Sunday, December 17-Third Sunday in Advent
Pilgrim Congregational Church
15 Common St, Southborough, MA 01772

Instruments of Peace

Silent PrayersPassage meditation will require you to choose a text that you can dig into for 20–30 minutes at a time, but it also must be memorable. As I mentioned, I chose the Prayer of St. Francis because it is poetic and easy-to-memorize while also supplying me with plenty to reflect on. As I go throughout my week, I often find words and phrases from the prayer coming back to me in specific situations. For this reason, I’m going to spend a few weeks going through the prayer here, helping us to think about the application of these words.

I use the text found in the Church of England’s Daily Prayer which is part of their newer liturgy, Common Worship. The text of the prayer is found on p. 408:

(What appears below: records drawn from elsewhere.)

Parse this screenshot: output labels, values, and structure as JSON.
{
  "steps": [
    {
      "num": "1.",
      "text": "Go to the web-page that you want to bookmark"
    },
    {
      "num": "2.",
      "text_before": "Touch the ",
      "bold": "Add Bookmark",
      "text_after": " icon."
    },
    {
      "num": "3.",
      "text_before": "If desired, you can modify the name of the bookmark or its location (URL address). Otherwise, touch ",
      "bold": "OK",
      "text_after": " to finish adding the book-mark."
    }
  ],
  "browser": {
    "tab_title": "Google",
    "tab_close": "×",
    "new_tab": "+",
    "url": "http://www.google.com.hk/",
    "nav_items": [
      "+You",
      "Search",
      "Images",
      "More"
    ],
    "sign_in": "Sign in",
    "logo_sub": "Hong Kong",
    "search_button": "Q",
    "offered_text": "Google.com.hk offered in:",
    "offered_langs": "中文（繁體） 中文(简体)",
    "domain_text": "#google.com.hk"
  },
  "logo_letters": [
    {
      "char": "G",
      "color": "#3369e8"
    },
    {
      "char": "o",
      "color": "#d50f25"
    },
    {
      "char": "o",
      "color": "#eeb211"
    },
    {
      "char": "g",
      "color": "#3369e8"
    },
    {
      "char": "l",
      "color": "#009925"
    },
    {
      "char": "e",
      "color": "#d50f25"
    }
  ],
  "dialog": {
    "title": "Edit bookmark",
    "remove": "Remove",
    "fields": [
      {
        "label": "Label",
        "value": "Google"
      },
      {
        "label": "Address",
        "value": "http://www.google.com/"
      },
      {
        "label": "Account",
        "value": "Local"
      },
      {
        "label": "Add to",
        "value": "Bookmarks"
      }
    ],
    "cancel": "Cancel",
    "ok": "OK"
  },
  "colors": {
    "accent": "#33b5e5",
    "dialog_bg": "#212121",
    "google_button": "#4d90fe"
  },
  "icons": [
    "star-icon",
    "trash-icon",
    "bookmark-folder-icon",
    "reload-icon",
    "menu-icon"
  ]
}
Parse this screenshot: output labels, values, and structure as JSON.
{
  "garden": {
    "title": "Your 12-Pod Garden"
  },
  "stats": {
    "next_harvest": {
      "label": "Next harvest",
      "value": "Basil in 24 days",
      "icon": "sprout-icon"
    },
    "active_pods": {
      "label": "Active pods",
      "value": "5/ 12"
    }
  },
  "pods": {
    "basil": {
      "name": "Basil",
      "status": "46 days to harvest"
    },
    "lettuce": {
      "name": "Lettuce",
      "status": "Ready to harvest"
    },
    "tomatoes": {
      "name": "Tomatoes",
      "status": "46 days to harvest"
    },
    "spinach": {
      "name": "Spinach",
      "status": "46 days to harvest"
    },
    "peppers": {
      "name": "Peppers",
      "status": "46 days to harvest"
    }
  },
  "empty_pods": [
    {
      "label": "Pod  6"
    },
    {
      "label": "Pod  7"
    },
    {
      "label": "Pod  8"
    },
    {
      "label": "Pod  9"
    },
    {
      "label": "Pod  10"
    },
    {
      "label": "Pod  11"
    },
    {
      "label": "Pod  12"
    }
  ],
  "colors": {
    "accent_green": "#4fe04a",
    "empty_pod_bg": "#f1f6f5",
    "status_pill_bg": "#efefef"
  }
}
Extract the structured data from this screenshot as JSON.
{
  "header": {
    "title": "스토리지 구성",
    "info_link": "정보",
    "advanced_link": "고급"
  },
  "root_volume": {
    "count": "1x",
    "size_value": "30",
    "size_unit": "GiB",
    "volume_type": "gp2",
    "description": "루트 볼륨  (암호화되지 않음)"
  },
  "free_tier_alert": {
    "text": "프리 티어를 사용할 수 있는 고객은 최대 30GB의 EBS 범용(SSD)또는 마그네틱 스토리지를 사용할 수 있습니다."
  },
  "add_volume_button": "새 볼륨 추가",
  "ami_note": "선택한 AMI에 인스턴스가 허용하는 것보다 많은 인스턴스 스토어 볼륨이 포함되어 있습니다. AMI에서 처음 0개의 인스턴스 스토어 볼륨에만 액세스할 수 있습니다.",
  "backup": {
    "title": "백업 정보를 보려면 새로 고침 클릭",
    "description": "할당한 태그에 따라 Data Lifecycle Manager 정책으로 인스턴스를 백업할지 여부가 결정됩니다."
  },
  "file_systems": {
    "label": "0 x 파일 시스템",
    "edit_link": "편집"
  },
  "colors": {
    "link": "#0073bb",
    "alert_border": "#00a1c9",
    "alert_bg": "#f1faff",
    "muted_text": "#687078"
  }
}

Lord, make me an instrument of your peace.
Where there is hatred, let me sow love;
where there is injury, pardon;
where there is doubt, faith;
where there is despair, hope;
where there is darkness, light;
where there is sadness, joy.
O Divine Master,
grant that I may not so much seek
to be consoled as to console,
to be understood as to understand,
to be loved as to love.
For it is in giving that we receive,
it is in pardoning that we are pardoned,
and it is in dying that we are born to eternal life.

It’s a beautiful text full of parallelism and thought-provoking turns of phase, isn’t it? Let’s start with that opening line:

Lord, make me an instrument of your peace.

The word “instrument” grabs my attention every time. In Latin, the word instrumentum literally means a piece of equipment used to build something. I like to think, however, of instrument here in a slightly different context: a device used to produce musical sound, a musical instrument.

In either case the prayer begins with a request that the Lord—God—take hold of me and use me in order to bring God’s peace to earth. I prefer the musical meaning of instrument here because it allows me to imagine God vibrating my soul, playing beautiful music through me. The sound comes out and it creates peace and harmony—harmony, another musical term.

As inheritors of Heaven, we have a responsibility, a calling, to bring peace rather than division wherever we go. As I sit in a conference room, I must bring peace. As I walk my dog, I must bring peace. As I interact with students, friends, and family, I must bring peace. For peace to come through me, I must allow God to make beautiful music through me, vibrating my soul.

Jesus calls this out in the Beatitudes in Matthew 5 when he says: “Blessed are the peacemakers, for they will be called children of God” (v. 9). We are made to bring peace into this world.

A few years ago, I faced a challenging situation in which I had to be a part of a series of meetings between two colleagues who simply could not see eye-to-eye. Prior to the beginning of each meeting, I wrote this line at the top of my notepad: “Lord, make me an instrument of your peace.” That practice grounded me and kept me tuned into my role in the conversation: peacemaker.

This week reflect upon the parts of your life that feel like they lack peace. What is your responsibility, your duty, in the midst of that noise, that conflict, that distress? How can you become an instrument of God’s peace in these situations? Are you open to God making you an instrument of peace?

It may be as simple as slowing down and taking a series of deep breaths or repeating the opening line of this prayer in your mind over and over again.